Work to complete:
Without the pictures, output all of the data exactly.

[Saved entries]

^^^^

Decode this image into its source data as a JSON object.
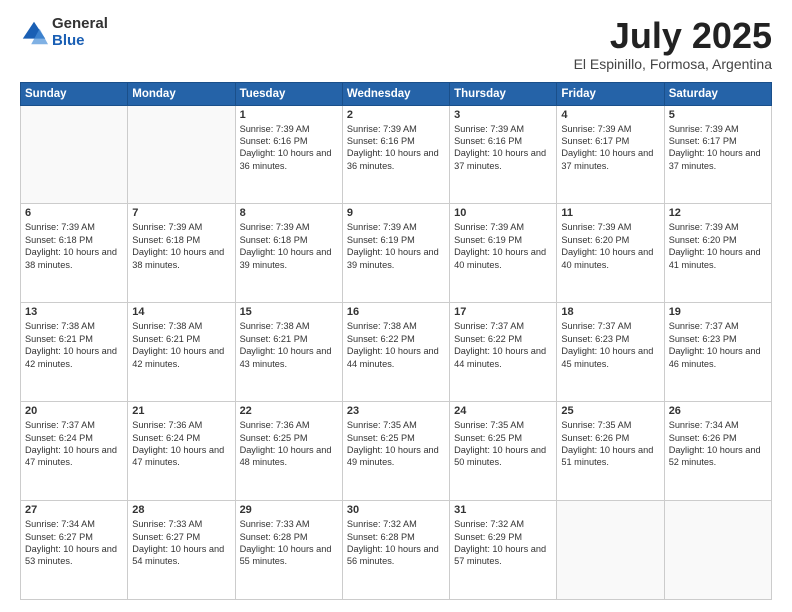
{
  "header": {
    "logo_general": "General",
    "logo_blue": "Blue",
    "month_title": "July 2025",
    "subtitle": "El Espinillo, Formosa, Argentina"
  },
  "days_of_week": [
    "Sunday",
    "Monday",
    "Tuesday",
    "Wednesday",
    "Thursday",
    "Friday",
    "Saturday"
  ],
  "weeks": [
    [
      {
        "day": "",
        "content": ""
      },
      {
        "day": "",
        "content": ""
      },
      {
        "day": "1",
        "content": "Sunrise: 7:39 AM\nSunset: 6:16 PM\nDaylight: 10 hours and 36 minutes."
      },
      {
        "day": "2",
        "content": "Sunrise: 7:39 AM\nSunset: 6:16 PM\nDaylight: 10 hours and 36 minutes."
      },
      {
        "day": "3",
        "content": "Sunrise: 7:39 AM\nSunset: 6:16 PM\nDaylight: 10 hours and 37 minutes."
      },
      {
        "day": "4",
        "content": "Sunrise: 7:39 AM\nSunset: 6:17 PM\nDaylight: 10 hours and 37 minutes."
      },
      {
        "day": "5",
        "content": "Sunrise: 7:39 AM\nSunset: 6:17 PM\nDaylight: 10 hours and 37 minutes."
      }
    ],
    [
      {
        "day": "6",
        "content": "Sunrise: 7:39 AM\nSunset: 6:18 PM\nDaylight: 10 hours and 38 minutes."
      },
      {
        "day": "7",
        "content": "Sunrise: 7:39 AM\nSunset: 6:18 PM\nDaylight: 10 hours and 38 minutes."
      },
      {
        "day": "8",
        "content": "Sunrise: 7:39 AM\nSunset: 6:18 PM\nDaylight: 10 hours and 39 minutes."
      },
      {
        "day": "9",
        "content": "Sunrise: 7:39 AM\nSunset: 6:19 PM\nDaylight: 10 hours and 39 minutes."
      },
      {
        "day": "10",
        "content": "Sunrise: 7:39 AM\nSunset: 6:19 PM\nDaylight: 10 hours and 40 minutes."
      },
      {
        "day": "11",
        "content": "Sunrise: 7:39 AM\nSunset: 6:20 PM\nDaylight: 10 hours and 40 minutes."
      },
      {
        "day": "12",
        "content": "Sunrise: 7:39 AM\nSunset: 6:20 PM\nDaylight: 10 hours and 41 minutes."
      }
    ],
    [
      {
        "day": "13",
        "content": "Sunrise: 7:38 AM\nSunset: 6:21 PM\nDaylight: 10 hours and 42 minutes."
      },
      {
        "day": "14",
        "content": "Sunrise: 7:38 AM\nSunset: 6:21 PM\nDaylight: 10 hours and 42 minutes."
      },
      {
        "day": "15",
        "content": "Sunrise: 7:38 AM\nSunset: 6:21 PM\nDaylight: 10 hours and 43 minutes."
      },
      {
        "day": "16",
        "content": "Sunrise: 7:38 AM\nSunset: 6:22 PM\nDaylight: 10 hours and 44 minutes."
      },
      {
        "day": "17",
        "content": "Sunrise: 7:37 AM\nSunset: 6:22 PM\nDaylight: 10 hours and 44 minutes."
      },
      {
        "day": "18",
        "content": "Sunrise: 7:37 AM\nSunset: 6:23 PM\nDaylight: 10 hours and 45 minutes."
      },
      {
        "day": "19",
        "content": "Sunrise: 7:37 AM\nSunset: 6:23 PM\nDaylight: 10 hours and 46 minutes."
      }
    ],
    [
      {
        "day": "20",
        "content": "Sunrise: 7:37 AM\nSunset: 6:24 PM\nDaylight: 10 hours and 47 minutes."
      },
      {
        "day": "21",
        "content": "Sunrise: 7:36 AM\nSunset: 6:24 PM\nDaylight: 10 hours and 47 minutes."
      },
      {
        "day": "22",
        "content": "Sunrise: 7:36 AM\nSunset: 6:25 PM\nDaylight: 10 hours and 48 minutes."
      },
      {
        "day": "23",
        "content": "Sunrise: 7:35 AM\nSunset: 6:25 PM\nDaylight: 10 hours and 49 minutes."
      },
      {
        "day": "24",
        "content": "Sunrise: 7:35 AM\nSunset: 6:25 PM\nDaylight: 10 hours and 50 minutes."
      },
      {
        "day": "25",
        "content": "Sunrise: 7:35 AM\nSunset: 6:26 PM\nDaylight: 10 hours and 51 minutes."
      },
      {
        "day": "26",
        "content": "Sunrise: 7:34 AM\nSunset: 6:26 PM\nDaylight: 10 hours and 52 minutes."
      }
    ],
    [
      {
        "day": "27",
        "content": "Sunrise: 7:34 AM\nSunset: 6:27 PM\nDaylight: 10 hours and 53 minutes."
      },
      {
        "day": "28",
        "content": "Sunrise: 7:33 AM\nSunset: 6:27 PM\nDaylight: 10 hours and 54 minutes."
      },
      {
        "day": "29",
        "content": "Sunrise: 7:33 AM\nSunset: 6:28 PM\nDaylight: 10 hours and 55 minutes."
      },
      {
        "day": "30",
        "content": "Sunrise: 7:32 AM\nSunset: 6:28 PM\nDaylight: 10 hours and 56 minutes."
      },
      {
        "day": "31",
        "content": "Sunrise: 7:32 AM\nSunset: 6:29 PM\nDaylight: 10 hours and 57 minutes."
      },
      {
        "day": "",
        "content": ""
      },
      {
        "day": "",
        "content": ""
      }
    ]
  ]
}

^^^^

Response:
Decode this image into its source data as a JSON object.
{
  "header": {
    "logo_general": "General",
    "logo_blue": "Blue",
    "month_title": "July 2025",
    "subtitle": "El Espinillo, Formosa, Argentina"
  },
  "days_of_week": [
    "Sunday",
    "Monday",
    "Tuesday",
    "Wednesday",
    "Thursday",
    "Friday",
    "Saturday"
  ],
  "weeks": [
    [
      {
        "day": "",
        "content": ""
      },
      {
        "day": "",
        "content": ""
      },
      {
        "day": "1",
        "content": "Sunrise: 7:39 AM\nSunset: 6:16 PM\nDaylight: 10 hours and 36 minutes."
      },
      {
        "day": "2",
        "content": "Sunrise: 7:39 AM\nSunset: 6:16 PM\nDaylight: 10 hours and 36 minutes."
      },
      {
        "day": "3",
        "content": "Sunrise: 7:39 AM\nSunset: 6:16 PM\nDaylight: 10 hours and 37 minutes."
      },
      {
        "day": "4",
        "content": "Sunrise: 7:39 AM\nSunset: 6:17 PM\nDaylight: 10 hours and 37 minutes."
      },
      {
        "day": "5",
        "content": "Sunrise: 7:39 AM\nSunset: 6:17 PM\nDaylight: 10 hours and 37 minutes."
      }
    ],
    [
      {
        "day": "6",
        "content": "Sunrise: 7:39 AM\nSunset: 6:18 PM\nDaylight: 10 hours and 38 minutes."
      },
      {
        "day": "7",
        "content": "Sunrise: 7:39 AM\nSunset: 6:18 PM\nDaylight: 10 hours and 38 minutes."
      },
      {
        "day": "8",
        "content": "Sunrise: 7:39 AM\nSunset: 6:18 PM\nDaylight: 10 hours and 39 minutes."
      },
      {
        "day": "9",
        "content": "Sunrise: 7:39 AM\nSunset: 6:19 PM\nDaylight: 10 hours and 39 minutes."
      },
      {
        "day": "10",
        "content": "Sunrise: 7:39 AM\nSunset: 6:19 PM\nDaylight: 10 hours and 40 minutes."
      },
      {
        "day": "11",
        "content": "Sunrise: 7:39 AM\nSunset: 6:20 PM\nDaylight: 10 hours and 40 minutes."
      },
      {
        "day": "12",
        "content": "Sunrise: 7:39 AM\nSunset: 6:20 PM\nDaylight: 10 hours and 41 minutes."
      }
    ],
    [
      {
        "day": "13",
        "content": "Sunrise: 7:38 AM\nSunset: 6:21 PM\nDaylight: 10 hours and 42 minutes."
      },
      {
        "day": "14",
        "content": "Sunrise: 7:38 AM\nSunset: 6:21 PM\nDaylight: 10 hours and 42 minutes."
      },
      {
        "day": "15",
        "content": "Sunrise: 7:38 AM\nSunset: 6:21 PM\nDaylight: 10 hours and 43 minutes."
      },
      {
        "day": "16",
        "content": "Sunrise: 7:38 AM\nSunset: 6:22 PM\nDaylight: 10 hours and 44 minutes."
      },
      {
        "day": "17",
        "content": "Sunrise: 7:37 AM\nSunset: 6:22 PM\nDaylight: 10 hours and 44 minutes."
      },
      {
        "day": "18",
        "content": "Sunrise: 7:37 AM\nSunset: 6:23 PM\nDaylight: 10 hours and 45 minutes."
      },
      {
        "day": "19",
        "content": "Sunrise: 7:37 AM\nSunset: 6:23 PM\nDaylight: 10 hours and 46 minutes."
      }
    ],
    [
      {
        "day": "20",
        "content": "Sunrise: 7:37 AM\nSunset: 6:24 PM\nDaylight: 10 hours and 47 minutes."
      },
      {
        "day": "21",
        "content": "Sunrise: 7:36 AM\nSunset: 6:24 PM\nDaylight: 10 hours and 47 minutes."
      },
      {
        "day": "22",
        "content": "Sunrise: 7:36 AM\nSunset: 6:25 PM\nDaylight: 10 hours and 48 minutes."
      },
      {
        "day": "23",
        "content": "Sunrise: 7:35 AM\nSunset: 6:25 PM\nDaylight: 10 hours and 49 minutes."
      },
      {
        "day": "24",
        "content": "Sunrise: 7:35 AM\nSunset: 6:25 PM\nDaylight: 10 hours and 50 minutes."
      },
      {
        "day": "25",
        "content": "Sunrise: 7:35 AM\nSunset: 6:26 PM\nDaylight: 10 hours and 51 minutes."
      },
      {
        "day": "26",
        "content": "Sunrise: 7:34 AM\nSunset: 6:26 PM\nDaylight: 10 hours and 52 minutes."
      }
    ],
    [
      {
        "day": "27",
        "content": "Sunrise: 7:34 AM\nSunset: 6:27 PM\nDaylight: 10 hours and 53 minutes."
      },
      {
        "day": "28",
        "content": "Sunrise: 7:33 AM\nSunset: 6:27 PM\nDaylight: 10 hours and 54 minutes."
      },
      {
        "day": "29",
        "content": "Sunrise: 7:33 AM\nSunset: 6:28 PM\nDaylight: 10 hours and 55 minutes."
      },
      {
        "day": "30",
        "content": "Sunrise: 7:32 AM\nSunset: 6:28 PM\nDaylight: 10 hours and 56 minutes."
      },
      {
        "day": "31",
        "content": "Sunrise: 7:32 AM\nSunset: 6:29 PM\nDaylight: 10 hours and 57 minutes."
      },
      {
        "day": "",
        "content": ""
      },
      {
        "day": "",
        "content": ""
      }
    ]
  ]
}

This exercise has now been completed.